The majority of debates about this issue revolve around the fact that dust particles, moisture, insects, etc. can be caught within a certain range in the camera's flash. Many people say that they have caught strange anomalies in daylight where they were using no flash and cleaned their lenses. But how many of you clean your sensors?
Not only can dust particles show up in the air outside of your camera, but the boogers can also get inside your camera and create dust spots on all of your photos. They also are not always detectable, as they show up better on some backgrounds than others and become more pronounced with different camera settings. Sitting just around the sensor, these tiny particles cast shadows that show up in photos and, depending on how your camera is set, can look like anything from a blur to what many refer to as "orbs".
"But...but there is a face in it!" you say. That, my friends, is called your brain on ghosts.
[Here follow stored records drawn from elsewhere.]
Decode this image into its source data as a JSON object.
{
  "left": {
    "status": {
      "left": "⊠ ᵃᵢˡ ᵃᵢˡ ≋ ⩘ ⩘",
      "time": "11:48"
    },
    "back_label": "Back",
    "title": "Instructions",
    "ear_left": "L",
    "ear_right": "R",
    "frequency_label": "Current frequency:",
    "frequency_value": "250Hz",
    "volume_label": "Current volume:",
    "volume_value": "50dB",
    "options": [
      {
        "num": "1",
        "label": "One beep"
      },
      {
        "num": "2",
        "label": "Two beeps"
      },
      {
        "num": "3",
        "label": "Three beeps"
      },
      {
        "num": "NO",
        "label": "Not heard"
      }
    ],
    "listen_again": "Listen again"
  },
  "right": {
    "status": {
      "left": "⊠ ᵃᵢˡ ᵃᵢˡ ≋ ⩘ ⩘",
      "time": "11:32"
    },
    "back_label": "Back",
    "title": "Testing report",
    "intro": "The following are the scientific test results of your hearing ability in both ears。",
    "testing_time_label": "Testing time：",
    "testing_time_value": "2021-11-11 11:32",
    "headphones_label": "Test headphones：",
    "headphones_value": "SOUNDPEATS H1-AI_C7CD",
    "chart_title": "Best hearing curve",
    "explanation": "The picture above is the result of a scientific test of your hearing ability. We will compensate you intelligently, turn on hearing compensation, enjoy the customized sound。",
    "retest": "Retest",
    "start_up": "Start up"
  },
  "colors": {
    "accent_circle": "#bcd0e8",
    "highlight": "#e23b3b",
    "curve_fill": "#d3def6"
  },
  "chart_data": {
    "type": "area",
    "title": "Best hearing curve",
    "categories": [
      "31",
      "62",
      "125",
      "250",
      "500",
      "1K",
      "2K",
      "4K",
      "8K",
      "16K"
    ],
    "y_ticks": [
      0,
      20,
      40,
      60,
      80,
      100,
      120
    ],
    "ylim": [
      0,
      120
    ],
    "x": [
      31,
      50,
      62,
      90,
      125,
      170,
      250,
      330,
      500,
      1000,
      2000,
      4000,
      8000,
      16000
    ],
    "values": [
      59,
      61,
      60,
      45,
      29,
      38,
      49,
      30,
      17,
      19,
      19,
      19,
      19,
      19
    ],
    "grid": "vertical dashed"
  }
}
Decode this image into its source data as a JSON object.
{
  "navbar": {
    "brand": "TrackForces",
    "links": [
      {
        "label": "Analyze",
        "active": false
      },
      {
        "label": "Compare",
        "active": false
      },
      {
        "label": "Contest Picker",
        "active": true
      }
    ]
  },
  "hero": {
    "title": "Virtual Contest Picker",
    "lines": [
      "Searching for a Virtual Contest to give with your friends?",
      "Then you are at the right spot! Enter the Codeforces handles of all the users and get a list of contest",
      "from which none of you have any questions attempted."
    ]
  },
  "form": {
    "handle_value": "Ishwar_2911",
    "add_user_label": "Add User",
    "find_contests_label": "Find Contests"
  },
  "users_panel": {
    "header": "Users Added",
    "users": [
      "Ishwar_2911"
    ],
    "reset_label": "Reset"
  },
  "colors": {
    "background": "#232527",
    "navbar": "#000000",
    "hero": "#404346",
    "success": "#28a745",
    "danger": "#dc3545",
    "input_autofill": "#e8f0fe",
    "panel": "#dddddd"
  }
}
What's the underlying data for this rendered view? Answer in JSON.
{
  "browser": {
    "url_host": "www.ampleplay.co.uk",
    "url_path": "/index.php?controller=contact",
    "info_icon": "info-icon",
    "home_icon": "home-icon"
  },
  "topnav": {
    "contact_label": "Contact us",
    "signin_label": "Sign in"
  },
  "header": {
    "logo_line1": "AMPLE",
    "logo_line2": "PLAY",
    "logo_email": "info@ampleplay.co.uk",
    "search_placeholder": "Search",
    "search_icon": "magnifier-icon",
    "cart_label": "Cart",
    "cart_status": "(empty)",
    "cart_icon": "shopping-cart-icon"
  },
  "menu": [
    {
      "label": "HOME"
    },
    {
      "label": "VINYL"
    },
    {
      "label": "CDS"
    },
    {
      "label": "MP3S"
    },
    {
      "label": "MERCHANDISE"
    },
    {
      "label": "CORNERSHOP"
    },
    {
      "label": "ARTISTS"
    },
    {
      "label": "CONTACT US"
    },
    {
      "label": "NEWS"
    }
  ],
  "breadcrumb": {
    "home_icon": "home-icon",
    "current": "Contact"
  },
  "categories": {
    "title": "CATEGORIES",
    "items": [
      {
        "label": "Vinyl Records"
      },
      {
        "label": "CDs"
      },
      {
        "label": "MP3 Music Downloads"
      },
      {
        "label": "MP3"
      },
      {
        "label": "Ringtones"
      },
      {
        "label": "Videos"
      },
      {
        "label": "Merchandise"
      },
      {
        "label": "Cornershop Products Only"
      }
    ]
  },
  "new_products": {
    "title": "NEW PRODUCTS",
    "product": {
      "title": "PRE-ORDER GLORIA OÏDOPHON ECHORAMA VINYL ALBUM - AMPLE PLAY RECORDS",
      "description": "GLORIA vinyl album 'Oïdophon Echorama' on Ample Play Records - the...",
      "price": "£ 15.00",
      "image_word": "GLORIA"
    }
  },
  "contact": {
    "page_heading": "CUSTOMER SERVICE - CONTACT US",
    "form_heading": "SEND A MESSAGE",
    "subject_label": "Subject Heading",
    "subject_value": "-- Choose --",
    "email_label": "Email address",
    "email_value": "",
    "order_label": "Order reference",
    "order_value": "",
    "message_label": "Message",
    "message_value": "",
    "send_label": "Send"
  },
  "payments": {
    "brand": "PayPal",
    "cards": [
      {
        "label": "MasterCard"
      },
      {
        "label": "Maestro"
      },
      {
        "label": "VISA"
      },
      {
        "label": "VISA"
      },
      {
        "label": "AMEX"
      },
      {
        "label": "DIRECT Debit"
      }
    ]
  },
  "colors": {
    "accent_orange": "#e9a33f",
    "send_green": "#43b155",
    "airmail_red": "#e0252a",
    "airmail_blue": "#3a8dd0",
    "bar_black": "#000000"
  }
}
That really is not a technical term, but it describes it quite nicely. Our minds have the ability to translate the signals sent by our vision in many different ways. This is called perception. If you spent three hours taking photographs in the hopes of catching a spirit, those patterns that your brain can't recognize is going to become something that your mind can not only comprehend, but is expecting.
Are spirits and ghosts real? I am a 100% believer, but your camera is not going to catch them--especially if you don't clean it inside and out.
For more information, examples, and step-by-step instructions on how to clean your camera sensor, visit Cambridge in Colour Tutorials.